Sitting in Ubisoft's presentation for The Division, there was an air of expectation. Well, from me at least. After the Watch Dogs E3 trailer/release build discrepancies, I was intrigued to see just how The Division stacked up visually when actually being played (on PC, in this case).
Pretty well, it turns out.
The team showed us the rolling demo that played at Microsoft's conference again, depicting three Division agents navigating the grisly, impromptu morgue of the subway before getting into a firefight topside with some rival humans. After that, the devs then showed off that skirmish again at night, to highlight the differences in potential playstyles and how the world reacts to different times of day.
More interesting than that however, even above the superb environmental detail - smoke plumes out of the subway, abandoned police lights cast useless and never-ending light, bin bags and other detritus stack everywhere - was the RPG aspect of the game.

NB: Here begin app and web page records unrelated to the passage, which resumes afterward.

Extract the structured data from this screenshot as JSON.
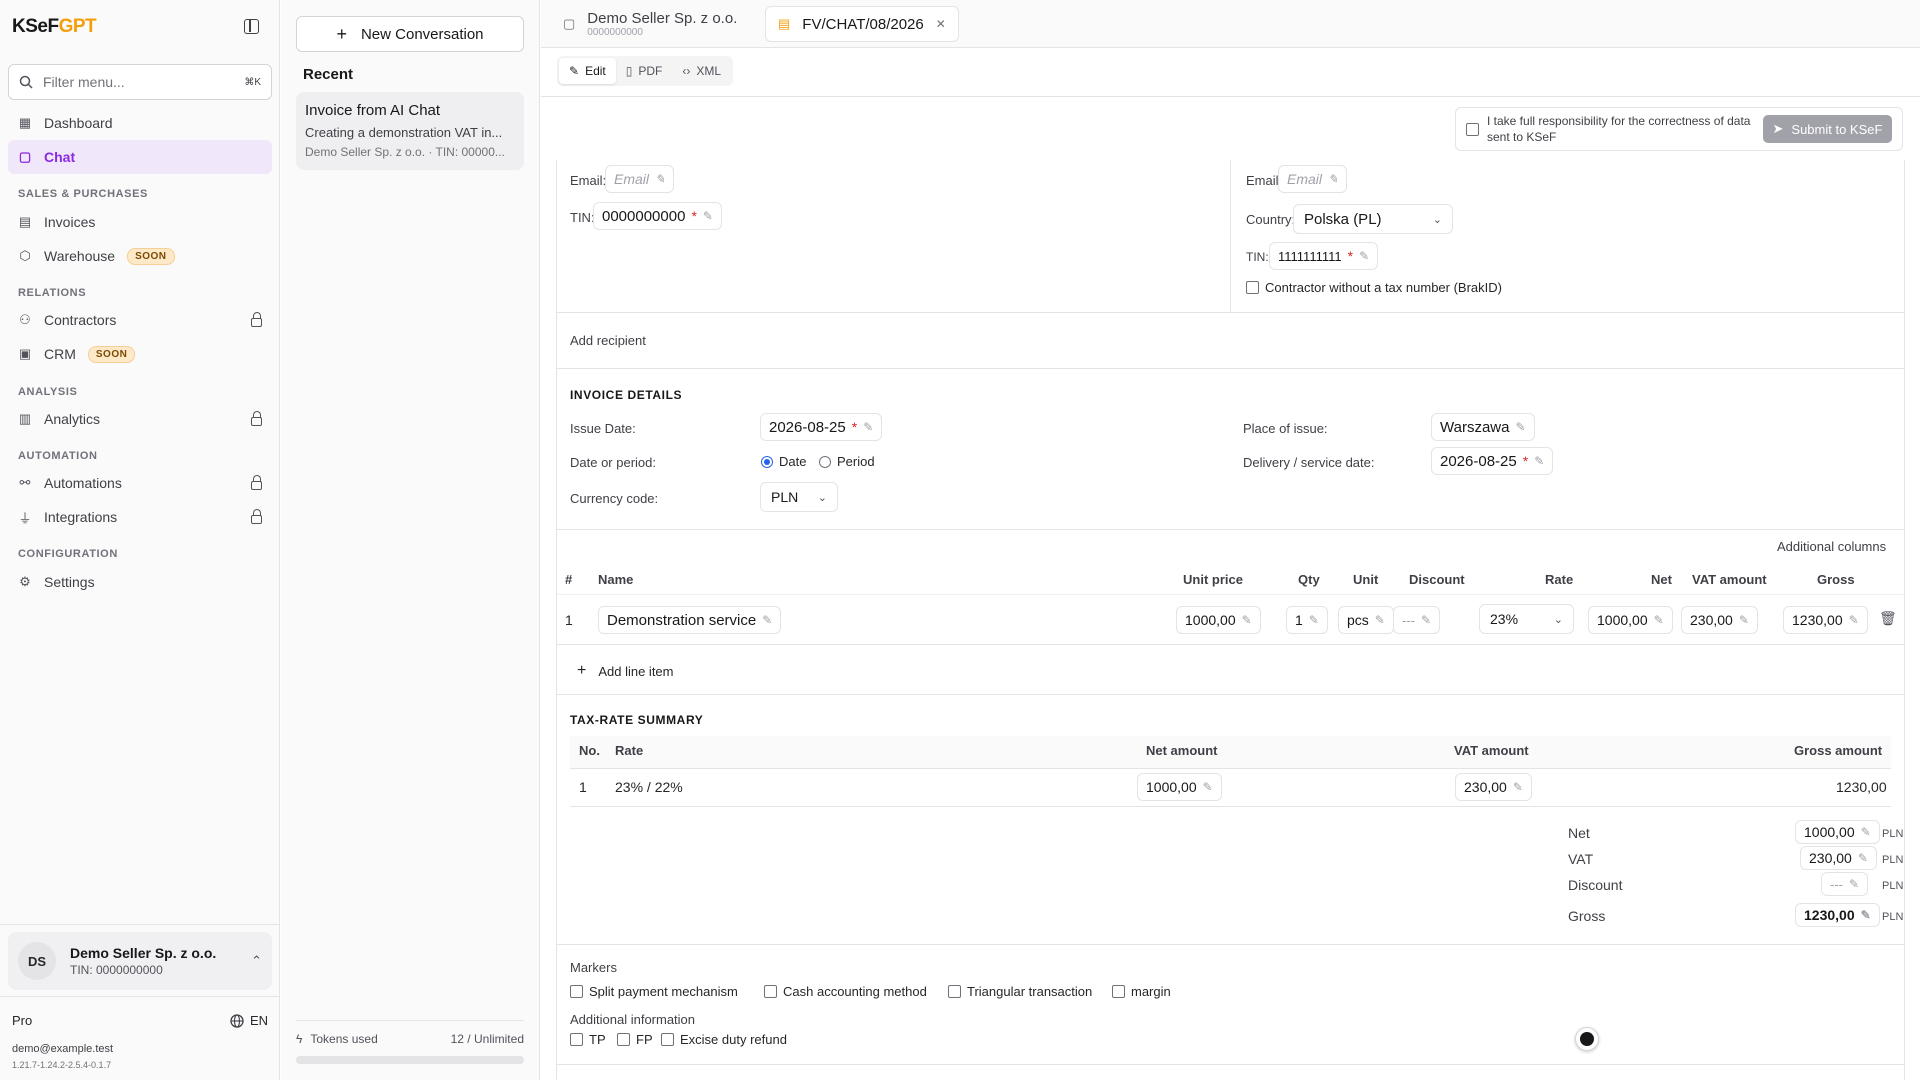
{
  "sidebar": {
    "logo_main": "KSeF",
    "logo_accent": "GPT",
    "filter_placeholder": "Filter menu...",
    "filter_shortcut": "⌘K",
    "items": {
      "dashboard": "Dashboard",
      "chat": "Chat",
      "invoices": "Invoices",
      "warehouse": "Warehouse",
      "contractors": "Contractors",
      "crm": "CRM",
      "analytics": "Analytics",
      "automations": "Automations",
      "integrations": "Integrations",
      "settings": "Settings"
    },
    "badge_soon": "SOON",
    "sections": {
      "sales": "SALES & PURCHASES",
      "relations": "RELATIONS",
      "analysis": "ANALYSIS",
      "automation": "AUTOMATION",
      "configuration": "CONFIGURATION"
    },
    "account": {
      "initials": "DS",
      "name": "Demo Seller Sp. z o.o.",
      "tin": "TIN: 0000000000"
    },
    "plan": "Pro",
    "language": "EN",
    "email": "demo@example.test",
    "version": "1.21.7-1.24.2-2.5.4-0.1.7"
  },
  "conversations": {
    "new_label": "New Conversation",
    "recent_label": "Recent",
    "items": [
      {
        "title": "Invoice from AI Chat",
        "snippet": "Creating a demonstration VAT in...",
        "meta": "Demo Seller Sp. z o.o. · TIN: 00000..."
      }
    ],
    "tokens_label": "Tokens used",
    "tokens_value": "12 / Unlimited",
    "tokens_fraction": 0
  },
  "tabs": [
    {
      "title": "Demo Seller Sp. z o.o.",
      "sub": "0000000000"
    },
    {
      "title": "FV/CHAT/08/2026"
    }
  ],
  "view_tabs": {
    "edit": "Edit",
    "pdf": "PDF",
    "xml": "XML"
  },
  "submit": {
    "consent": "I take full responsibility for the correctness of data sent to KSeF",
    "button": "Submit to KSeF"
  },
  "seller": {
    "email_label": "Email:",
    "email_placeholder": "Email",
    "tin_label": "TIN:",
    "tin_value": "0000000000"
  },
  "buyer": {
    "email_label": "Email:",
    "email_placeholder": "Email",
    "country_label": "Country:",
    "country_value": "Polska (PL)",
    "tin_label": "TIN:",
    "tin_value": "1111111111",
    "no_tax_label": "Contractor without a tax number (BrakID)"
  },
  "add_recipient": "Add recipient",
  "details": {
    "title": "INVOICE DETAILS",
    "issue_date_label": "Issue Date:",
    "issue_date": "2026-08-25",
    "date_or_period_label": "Date or period:",
    "opt_date": "Date",
    "opt_period": "Period",
    "currency_label": "Currency code:",
    "currency": "PLN",
    "place_label": "Place of issue:",
    "place": "Warszawa",
    "delivery_label": "Delivery / service date:",
    "delivery": "2026-08-25"
  },
  "additional_columns": "Additional columns",
  "items_table": {
    "headers": {
      "num": "#",
      "name": "Name",
      "unit_price": "Unit price",
      "qty": "Qty",
      "unit": "Unit",
      "discount": "Discount",
      "rate": "Rate",
      "net": "Net",
      "vat": "VAT amount",
      "gross": "Gross"
    },
    "rows": [
      {
        "num": "1",
        "name": "Demonstration service",
        "unit_price": "1000,00",
        "qty": "1",
        "unit": "pcs",
        "discount": "---",
        "rate": "23%",
        "net": "1000,00",
        "vat": "230,00",
        "gross": "1230,00"
      }
    ],
    "add_line": "Add line item"
  },
  "summary": {
    "title": "TAX-RATE SUMMARY",
    "headers": {
      "no": "No.",
      "rate": "Rate",
      "net": "Net amount",
      "vat": "VAT amount",
      "gross": "Gross amount"
    },
    "rows": [
      {
        "no": "1",
        "rate": "23% / 22%",
        "net": "1000,00",
        "vat": "230,00",
        "gross": "1230,00"
      }
    ]
  },
  "totals": {
    "net_label": "Net",
    "net": "1000,00",
    "vat_label": "VAT",
    "vat": "230,00",
    "discount_label": "Discount",
    "discount": "---",
    "gross_label": "Gross",
    "gross": "1230,00",
    "currency": "PLN"
  },
  "markers": {
    "title": "Markers",
    "split": "Split payment mechanism",
    "cash": "Cash accounting method",
    "triangular": "Triangular transaction",
    "margin": "margin",
    "additional_title": "Additional information",
    "tp": "TP",
    "fp": "FP",
    "excise": "Excise duty refund"
  }
}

We've seen a lot of shooting so far when it comes to The Division, but there's just as much customisation and scavenging to get involved with.
The devs stated that they didn't want to front-load player classes, and as such you'll level up in way that's similar to Far Cry 3 or the early goings of Watch Dogs, choosing specialities to help you and the rest of your team. So you could choose to become a medic, or a mechanic, using sentries and drones to protect the rest of your squad. We were shown a few specific upgrades, such as explosive homing grenades and stun bombs, but it was impossible to know how the balance will work in the final game. Still, it's a promising start.

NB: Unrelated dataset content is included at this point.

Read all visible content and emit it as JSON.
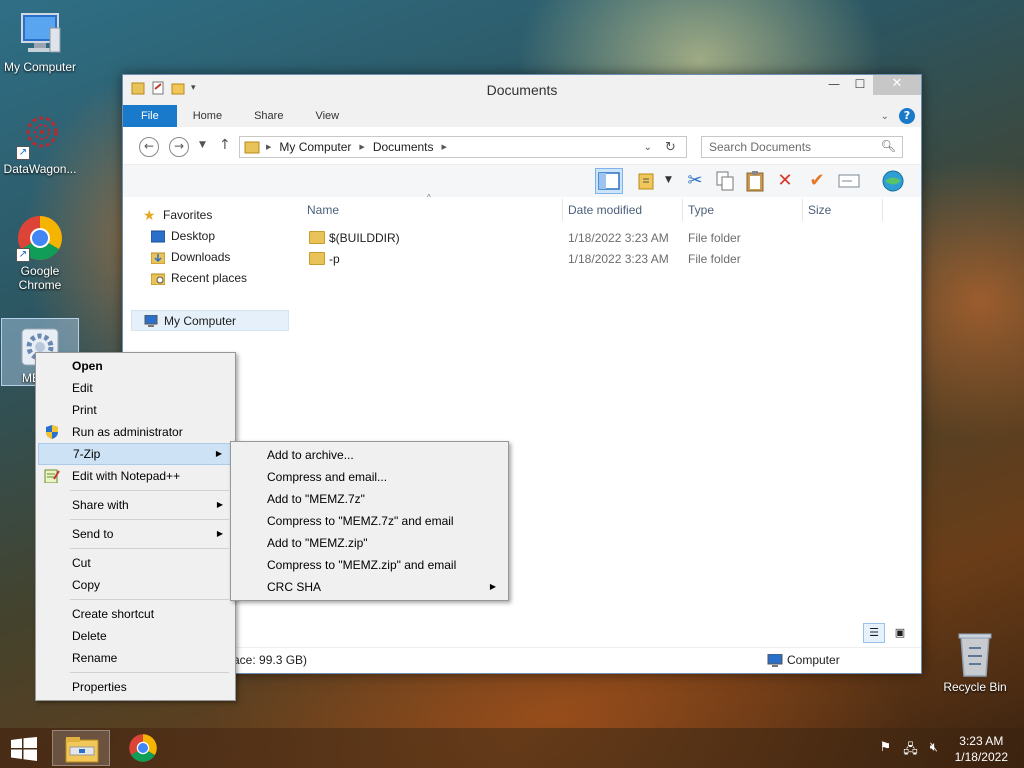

As is your interaction with the environment itself, which is as much help as hindrance. Your missions will often revolve around securing strongholds, from which you can buff your squad, acquire gear, etc. But the streets of New York also need to be cleaned from the infection that started this pandemic, and you'll need to find quality gear to even be able to approach it. That includes gas masks, boots, and other tactical elements of clothing, each of which has a stat attached that shows its worth.
Each district also has three variables that govern its viablility and volatility: Security (which I presume to mean enemy presence), Contamination Levels, and Morale. Each of these is going to have to be addressed before your job is done. In all honesty, it's yet another take on the tried and tested Ubisoft open-world formula, but I'm hoping that the presence of disease and factors other than men to kill freshens it up a bit.
I'm also hoping that there's an option to turn off the copious amount of screen furniture. I know it's an RPG, but what's the point in building a world of such a ridiculous fidelity and then overlaying every stat in the universe over it? You're constantly reminded of your health, every member of the team's health, ammo counts, etc etc. It's distracting (a lot of it is placed in the centre of the screen, next to the player) and inelegant.
Quibbles aside, The Division looks promising: a Freedom Fighters-style game that could become something special. That is, of course, if it can conquer the yearning sense of fatigue that accompanies any new Ubisoft open-world game, that feeling that you've played it all before.